- **WORK ORDER**
Write the entries out again exactly; any picture among them gets left out.

[Page and application data records]
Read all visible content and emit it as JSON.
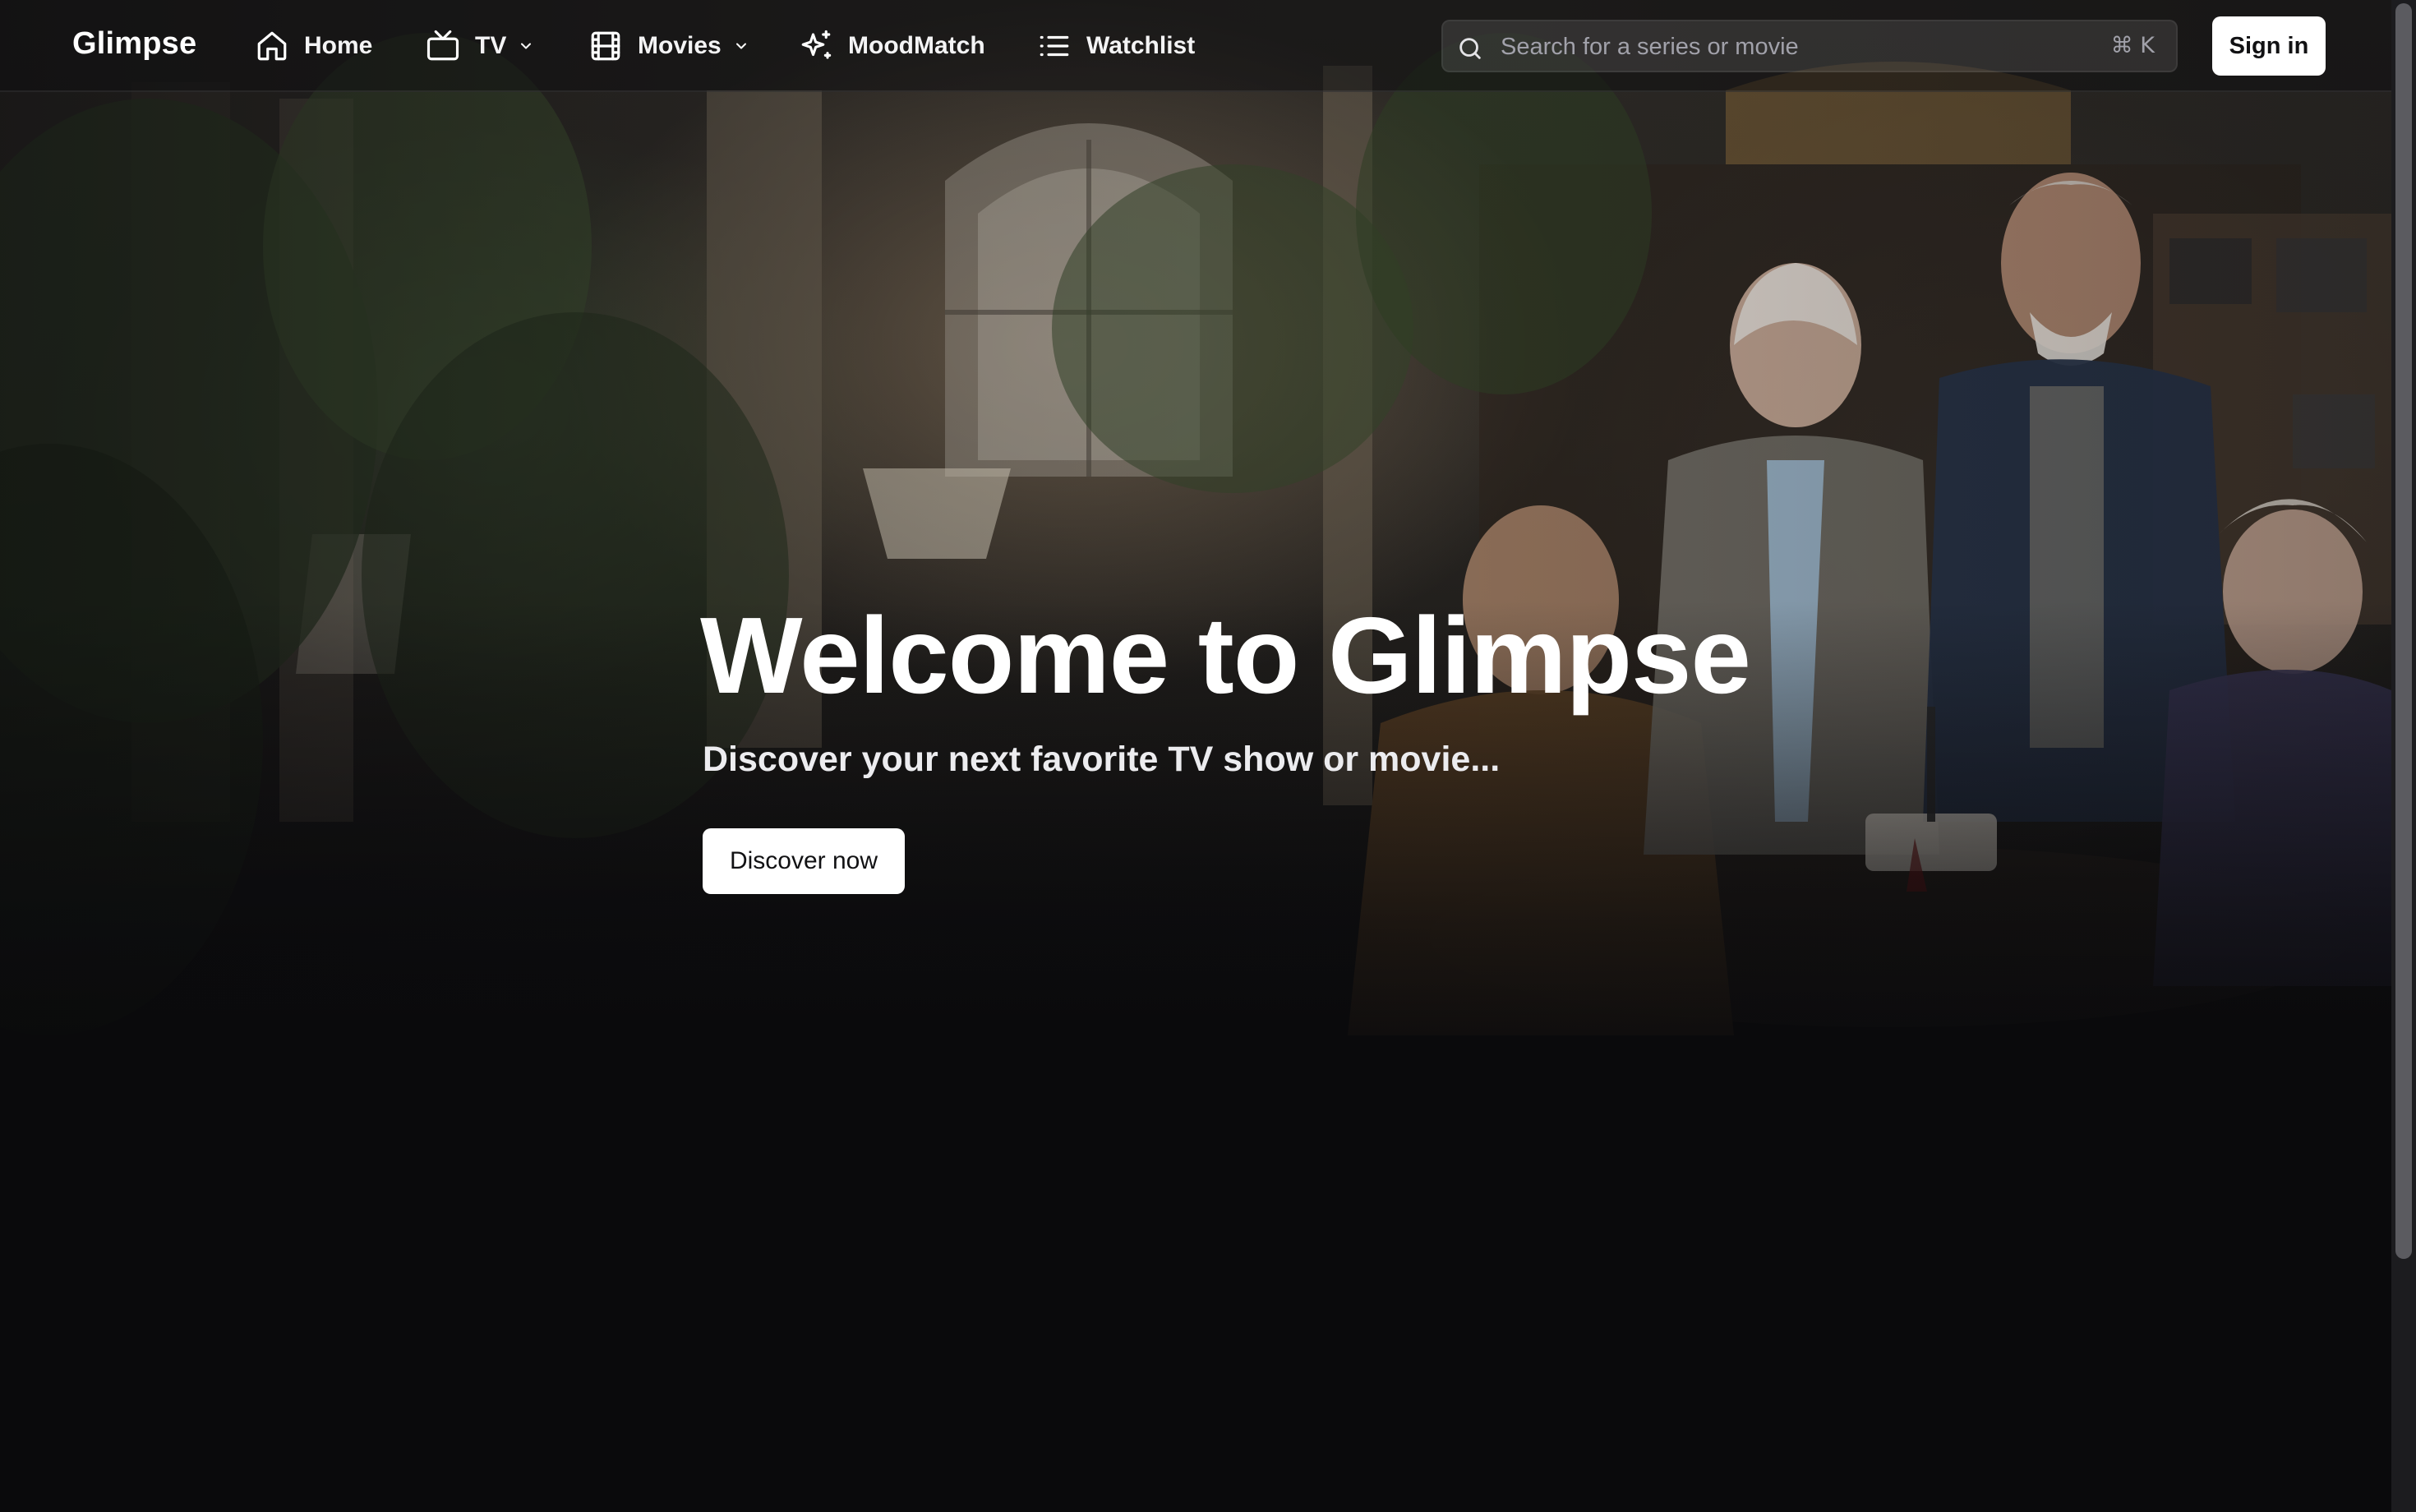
{
  "app": {
    "brand": "Glimpse"
  },
  "nav": {
    "items": [
      {
        "label": "Home",
        "icon": "home-icon"
      },
      {
        "label": "TV",
        "icon": "tv-icon",
        "dropdown": true
      },
      {
        "label": "Movies",
        "icon": "film-icon",
        "dropdown": true
      },
      {
        "label": "MoodMatch",
        "icon": "sparkles-icon"
      },
      {
        "label": "Watchlist",
        "icon": "list-icon"
      }
    ]
  },
  "search": {
    "placeholder": "Search for a series or movie",
    "value": "",
    "shortcut": "⌘ K",
    "icon": "search-icon"
  },
  "auth": {
    "signin_label": "Sign in"
  },
  "hero": {
    "title": "Welcome to Glimpse",
    "subtitle": "Discover your next favorite TV show or movie...",
    "cta_label": "Discover now"
  },
  "colors": {
    "background": "#0a0a0c",
    "button_bg": "#ffffff",
    "button_text": "#111113",
    "muted_text": "#a1a1aa"
  }
}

- **ANSWER TO THIS PROBLEM**
Read all visible content and emit it as JSON.
{
  "app": {
    "brand": "Glimpse"
  },
  "nav": {
    "items": [
      {
        "label": "Home",
        "icon": "home-icon"
      },
      {
        "label": "TV",
        "icon": "tv-icon",
        "dropdown": true
      },
      {
        "label": "Movies",
        "icon": "film-icon",
        "dropdown": true
      },
      {
        "label": "MoodMatch",
        "icon": "sparkles-icon"
      },
      {
        "label": "Watchlist",
        "icon": "list-icon"
      }
    ]
  },
  "search": {
    "placeholder": "Search for a series or movie",
    "value": "",
    "shortcut": "⌘ K",
    "icon": "search-icon"
  },
  "auth": {
    "signin_label": "Sign in"
  },
  "hero": {
    "title": "Welcome to Glimpse",
    "subtitle": "Discover your next favorite TV show or movie...",
    "cta_label": "Discover now"
  },
  "colors": {
    "background": "#0a0a0c",
    "button_bg": "#ffffff",
    "button_text": "#111113",
    "muted_text": "#a1a1aa"
  }
}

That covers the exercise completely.